Exercise aim.
Render every entry exactly as it appears.

### Material to process ###

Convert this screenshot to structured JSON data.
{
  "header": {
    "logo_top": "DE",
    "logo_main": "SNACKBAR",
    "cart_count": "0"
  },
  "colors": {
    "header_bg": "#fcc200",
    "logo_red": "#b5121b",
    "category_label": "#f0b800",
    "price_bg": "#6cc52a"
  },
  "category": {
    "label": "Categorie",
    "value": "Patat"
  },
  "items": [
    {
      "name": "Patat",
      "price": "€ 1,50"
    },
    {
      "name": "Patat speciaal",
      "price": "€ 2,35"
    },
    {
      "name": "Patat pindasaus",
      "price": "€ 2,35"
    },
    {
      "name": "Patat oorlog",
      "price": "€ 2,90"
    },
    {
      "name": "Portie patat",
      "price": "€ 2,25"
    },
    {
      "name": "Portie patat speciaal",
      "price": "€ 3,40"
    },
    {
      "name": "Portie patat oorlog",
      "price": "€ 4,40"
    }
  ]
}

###

The completed task.
Convert this screenshot to structured JSON data.
{
  "header": {
    "logo_top": "DE",
    "logo_main": "SNACKBAR",
    "cart_count": "0"
  },
  "colors": {
    "header_bg": "#fcc200",
    "logo_red": "#b5121b",
    "category_label": "#f0b800",
    "price_bg": "#6cc52a"
  },
  "category": {
    "label": "Categorie",
    "value": "Patat"
  },
  "items": [
    {
      "name": "Patat",
      "price": "€ 1,50"
    },
    {
      "name": "Patat speciaal",
      "price": "€ 2,35"
    },
    {
      "name": "Patat pindasaus",
      "price": "€ 2,35"
    },
    {
      "name": "Patat oorlog",
      "price": "€ 2,90"
    },
    {
      "name": "Portie patat",
      "price": "€ 2,25"
    },
    {
      "name": "Portie patat speciaal",
      "price": "€ 3,40"
    },
    {
      "name": "Portie patat oorlog",
      "price": "€ 4,40"
    }
  ]
}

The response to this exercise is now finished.